2019 EvidenceUpdates

17. Anticoagulation therapy in heart failure and sinus rhythm: a systematic review and meta-analysis

Anticoagulation therapy in heart failure and sinus rhythm: a systematic review and meta-analysis Heart failure is a prothrombotic state, and it has been hypothesised that thrombosis and embolism cause non-fatal and fatal events in heart failure and reduced ejection fraction (HFrEF). We sought to determine the effect of anticoagulant therapy on clinical outcomes in patients with HFrEF who are in sinus rhythm.We conducted an updated systematic review and meta-analysis to examine the effect (...) of anticoagulation therapy in patients with HFrEF in sinus rhythm. Our analysis compared patients randomised to anticoagulant therapy with those randomised to antiplatelet therapy, placebo or control, and examined the endpoints of all-cause mortality, (re)hospitalisation for worsening heart failure, non-fatal myocardial infarction, non-fatal stroke of any aetiology and major haemorrhage.Five trials were identified that met the prespecified search criteria. Compared with control therapy, anticoagulant treatment

2019 EvidenceUpdates

18. Resumption of anticoagulant therapy after anticoagulant-related gastrointestinal bleeding: A systematic review and meta-analysis

Resumption of anticoagulant therapy after anticoagulant-related gastrointestinal bleeding: A systematic review and meta-analysis Oral anticoagulation (OAC) is permanently discontinued in up to 50% of patients following a gastrointestinal (GI) bleed.
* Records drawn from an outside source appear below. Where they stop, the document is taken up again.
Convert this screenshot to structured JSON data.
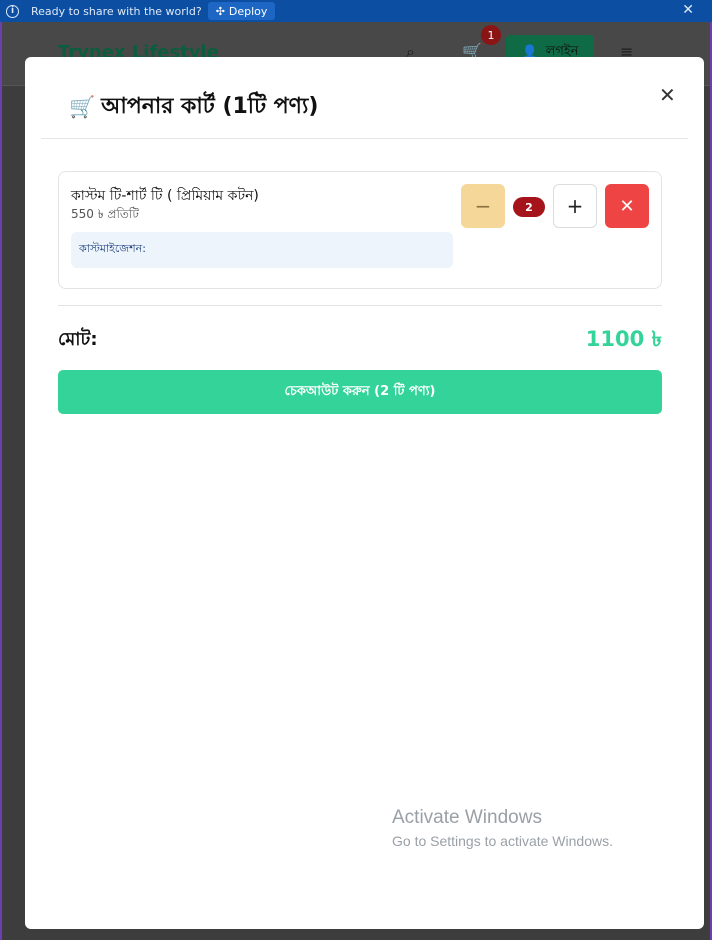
{
  "banner": {
    "message": "Ready to share with the world?",
    "deploy_label": "Deploy"
  },
  "site": {
    "brand": "Trynex Lifestyle",
    "cart_count": "1",
    "login_label": "লগইন"
  },
  "modal": {
    "title": "আপনার কার্ট (1টি পণ্য)",
    "items": [
      {
        "name": "কাস্টম টি-শার্ট টি ( প্রিমিয়াম কটন)",
        "price": "550 ৳ প্রতিটি",
        "customization_label": "কাস্টমাইজেশন:",
        "quantity": "2"
      }
    ],
    "total_label": "মোট:",
    "total_value": "1100 ৳",
    "checkout_label": "চেকআউট করুন (2 টি পণ্য)"
  },
  "watermark": {
    "line1": "Activate Windows",
    "line2": "Go to Settings to activate Windows."
  },
  "colors": {
    "accent": "#34d399",
    "danger": "#ef4444",
    "badge": "#a4141a"
  }
}
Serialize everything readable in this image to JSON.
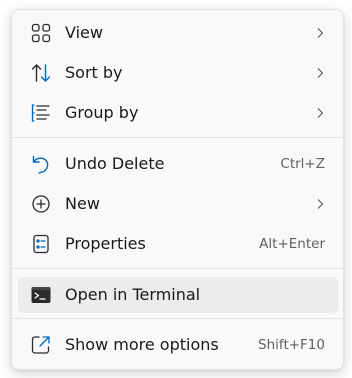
{
  "menu": {
    "items": [
      {
        "label": "View",
        "icon": "grid-view-icon",
        "submenu": true
      },
      {
        "label": "Sort by",
        "icon": "sort-arrows-icon",
        "submenu": true
      },
      {
        "label": "Group by",
        "icon": "group-list-icon",
        "submenu": true
      },
      {
        "label": "Undo Delete",
        "icon": "undo-icon",
        "shortcut": "Ctrl+Z"
      },
      {
        "label": "New",
        "icon": "add-circle-icon",
        "submenu": true
      },
      {
        "label": "Properties",
        "icon": "properties-icon",
        "shortcut": "Alt+Enter"
      },
      {
        "label": "Open in Terminal",
        "icon": "terminal-icon",
        "highlighted": true
      },
      {
        "label": "Show more options",
        "icon": "open-external-icon",
        "shortcut": "Shift+F10"
      }
    ]
  },
  "colors": {
    "accent": "#0067c0",
    "menu_background": "#f9f9f9",
    "hover_background": "#ececec",
    "shortcut_text": "#5f5f5f"
  }
}
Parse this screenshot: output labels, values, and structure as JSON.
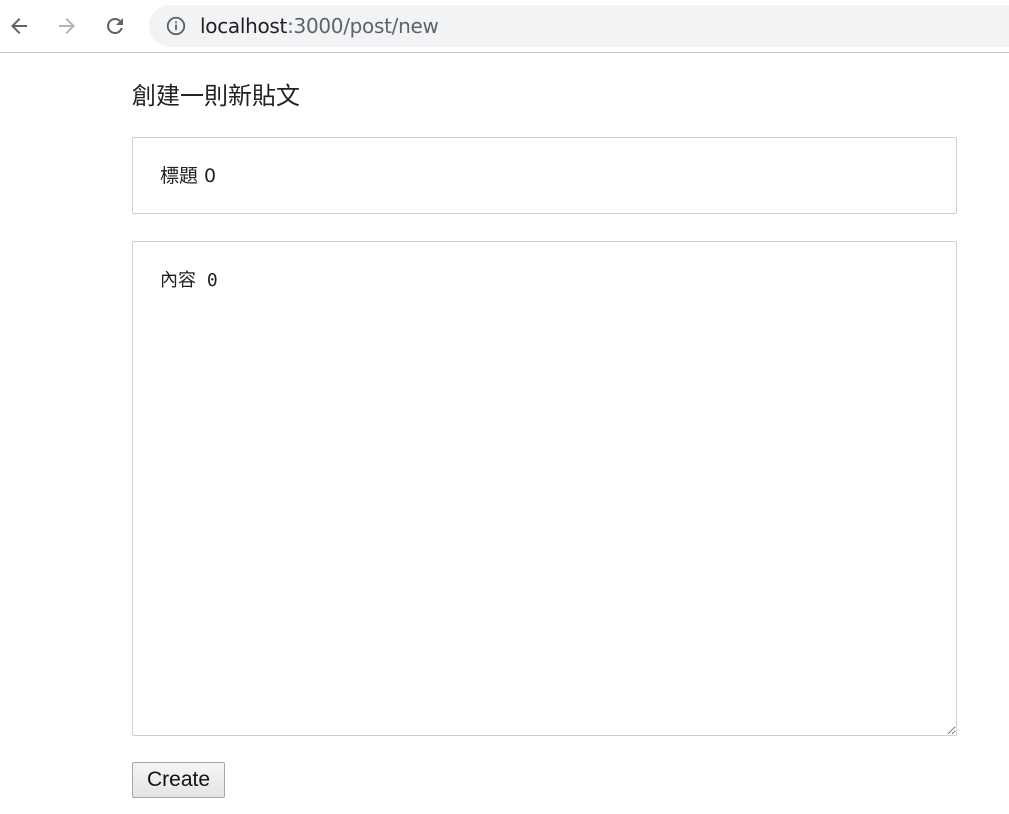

A previous meta-analysis showed a reduced risk of thromboembolism and death, and a non-statistically significant increased risk of re-bleeding associated with resumption. We conducted an updated meta-analysis to determine the risks of recurrent GI

2019 EvidenceUpdates

19. Direct oral anticoagulants in patients with venous thromboembolism and thrombophilia: a systematic review and meta-analysis

Direct oral anticoagulants in patients with venous thromboembolism and thrombophilia: a systematic review and meta-analysis Essentials We investigated direct oral anticoagulant (DOAC) use in venous thromboembolism and thrombophilia. A comprehensive search identified 10 studies, 8 of which were included in a meta-analysis. DOACs were overall safe and effective in patients with venous thromboembolism and thrombophilia. Efficacy/safety of DOACs was maintained in low-risk antiphospholipid syndrome (...) patient subgroup. SUMMARY: Background Direct oral anticoagulants (DOACs) are increasingly used in acute and long-term treatment of venous thromboembolism (VTE). However, their role in management of thrombophilia-associated VTE is controversial. Methods Through a comprehensive search on MEDLINE, Cochrane Library, and Clinicaltrials.gov, we identified 10 eligible studies, 8 of which reporting data on 1994 thrombophilia patients were included in a random-effects meta-analysis. Eligible studies were phase

2019 EvidenceUpdates

20. Improving the Prescription of Oral Anticoagulants in Atrial Fibrillation: A Systematic Review

Improving the Prescription of Oral Anticoagulants in Atrial Fibrillation: A Systematic Review  Oral anticoagulant (OAC) prescription for stroke prevention in atrial fibrillation (AF) patients frequently does not follow current guidelines, with underuse in patients at high risk of stroke and substantial overuse in those at low risk. This review aims to systematically evaluate the effectiveness of interventions to improve appropriate OAC prescription in eligible AF patients for stroke prevention

2019 EvidenceUpdates